The U.K Met Police said the convicts exploited the government scheme by creating fake businesses using the identities of real people, to apply for the loan.
Two Nigerians have been jailed in the United Kingdom (U.K.) for defrauding the government to the tune of £489,000 (about N259 million at official exchange rate) under the coronavirus relief “Bounce Back loan” scheme.
The U.K. Metropolitan Police said in a statement on its website, Thursday, that the convicts Timilehin Olasemo, 39, and Olufumi Akinneye, 33, had already obtained £297,000 (about N157 million) before the remaining amount was stopped by the bank
The statement said the convicts were jailed after they pleaded guilty to the crime before the Southwark Crown Court in London.
According to the statement, Ms Olasemo, of Bedale Road, Romford, was sentenced to three years and two months’ imprisonment for conspiracy to commit fraud by false representation.
Mr Akinneye of Cowthorpe Road, Lambeth, was sentenced to a total of five years and six months’ imprisonment for fraud, money laundering charges. He was also convicted for his involvement in romance fraud.
They had both pleaded guilty to the offences levelled on against then by the Economic Crime Unit, part of the Metropolitan Police Command on November 12, 2020 at Southwark Crown Court.
The U.K. government created had created the “Bounce Bank loan scheme” to support businesses struggling through the lack of economic activity as a result of the ongoing COVID-19 pandemic.
The government-backed loan was managed through U.K. banks.
The size of the loan is determined by turnover demonstrated by the business to the satisfaction of the bank.
The U.K Met Police said the convicts exploited the government scheme by creating fake businesses by using the identities of real people, to apply for the loan.
“As the business account had been registered to a separate address to the personal account holder’s address, its existence would not become apparent to the real personal account holder until the bank chased them for the loan repayments,” the U.K Met police said.
According to the report, an investigation into the organised criminal activities began after the Met’s North West Economic Crime Unit, of the Metropolitan Police Service’s Central Specialist Crime Command, discovered that £489,000 worth of fraudulent loan applications were made using 10 identities.
It added that about £297,000 worth of loans were successfully obtained by the pair and ‘dissipated’. The remaining amount was successfully stopped by the banks.
The police said Mr Akinneye was the first out of the two to be identified, while details of fraud linking to Ms Olasemo were later discovered from evidence seized during the former’s arrest on August 2020.

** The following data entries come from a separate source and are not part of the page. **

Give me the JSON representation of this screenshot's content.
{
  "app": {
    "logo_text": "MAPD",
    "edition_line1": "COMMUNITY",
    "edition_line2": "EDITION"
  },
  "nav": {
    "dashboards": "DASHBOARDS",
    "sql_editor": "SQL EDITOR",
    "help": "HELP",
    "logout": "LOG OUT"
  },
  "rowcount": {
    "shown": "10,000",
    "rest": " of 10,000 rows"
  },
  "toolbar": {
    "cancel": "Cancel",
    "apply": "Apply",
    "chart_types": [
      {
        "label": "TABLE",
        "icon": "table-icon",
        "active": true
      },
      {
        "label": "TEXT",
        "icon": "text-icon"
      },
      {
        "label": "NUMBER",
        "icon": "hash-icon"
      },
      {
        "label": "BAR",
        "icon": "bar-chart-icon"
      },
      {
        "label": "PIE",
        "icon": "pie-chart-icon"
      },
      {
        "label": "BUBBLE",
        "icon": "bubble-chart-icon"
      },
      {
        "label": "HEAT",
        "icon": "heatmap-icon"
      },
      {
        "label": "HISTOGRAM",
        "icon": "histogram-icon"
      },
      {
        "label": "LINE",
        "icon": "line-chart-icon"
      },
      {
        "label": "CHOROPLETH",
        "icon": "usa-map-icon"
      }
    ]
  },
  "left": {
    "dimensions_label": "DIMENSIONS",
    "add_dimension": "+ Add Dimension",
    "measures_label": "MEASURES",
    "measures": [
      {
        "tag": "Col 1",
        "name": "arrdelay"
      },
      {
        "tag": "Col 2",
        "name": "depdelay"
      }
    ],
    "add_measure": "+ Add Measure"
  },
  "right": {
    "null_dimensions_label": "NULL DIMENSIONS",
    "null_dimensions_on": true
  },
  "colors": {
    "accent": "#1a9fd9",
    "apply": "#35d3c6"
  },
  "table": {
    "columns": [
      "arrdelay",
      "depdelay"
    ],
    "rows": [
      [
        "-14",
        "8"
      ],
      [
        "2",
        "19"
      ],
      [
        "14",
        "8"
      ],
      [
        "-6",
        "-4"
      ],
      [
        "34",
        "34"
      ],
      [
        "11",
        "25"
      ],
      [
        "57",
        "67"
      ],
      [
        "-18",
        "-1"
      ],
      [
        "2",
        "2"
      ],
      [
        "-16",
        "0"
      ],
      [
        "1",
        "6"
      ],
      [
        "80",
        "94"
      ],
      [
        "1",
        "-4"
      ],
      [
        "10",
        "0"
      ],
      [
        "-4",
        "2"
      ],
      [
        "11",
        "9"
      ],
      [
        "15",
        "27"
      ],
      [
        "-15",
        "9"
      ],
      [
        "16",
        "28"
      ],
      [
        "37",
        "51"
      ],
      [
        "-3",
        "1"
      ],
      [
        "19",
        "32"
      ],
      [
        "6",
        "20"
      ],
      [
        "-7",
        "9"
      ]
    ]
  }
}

According to the report, Ms Olasemo was thereafter arrested on October 16, last year, at her home. They were both charged and remanded in custody the same day.
The report said Ms Olasemo sought advice from Mr Akinneye as her accomplice in the fraudulent scheme.
The police explained that Mr Akinneye provided Ms Olasemo with guidance about laundering the proceeds of the frauds and safe addresses to use as correspondence for accounts.
According to the report, Mr Akinneye also acted as a middle-man between people who were willing to sell their bank accounts for use in the fraud and other fraudsters who needed mule accounts to receive money obtained from diversion frauds.
The police said investigations also revealed that Ms Olasemo had obtained and used the personal details of eight individuals to fraudulently apply for the loans. She was said to have stolen these identities after accessing employee records containing personal information during her employment.
They fraudulently obtained monies paid into the business bank account before being dispersed into mule accounts and later withdrawn from cash machines.
Mr Akinneye was also convicted for his involvement in romance fraud.
Analysis of his phone revealed that he had set up a false persona – pretending to be a woman online to ensnare men – fabricating several stories in order to request money for flights, accommodation and a replacement passport.
Investigators said in some instances, victims of the romance scam were duped into becoming money mules themselves by allowing fraudulent funds to be paid into their own bank accounts.
He Akinneye was arrested on August 20, 2020 by officers from the Met’s North West Economic Crime Unit. He was charged and remanded the same day.
Meanwhile, Chris Collins, of the Met’s North West Economic Crime Unit, said, “Today’s result serves as evidence of the zero-tolerance approach the MPS takes to individuals found guilty of fraud.”
Mr Collins, a Detective Constable of the Met Police added that “We will continue to crack down on individuals who are found to be exploiting government schemes for their own monetary gain.”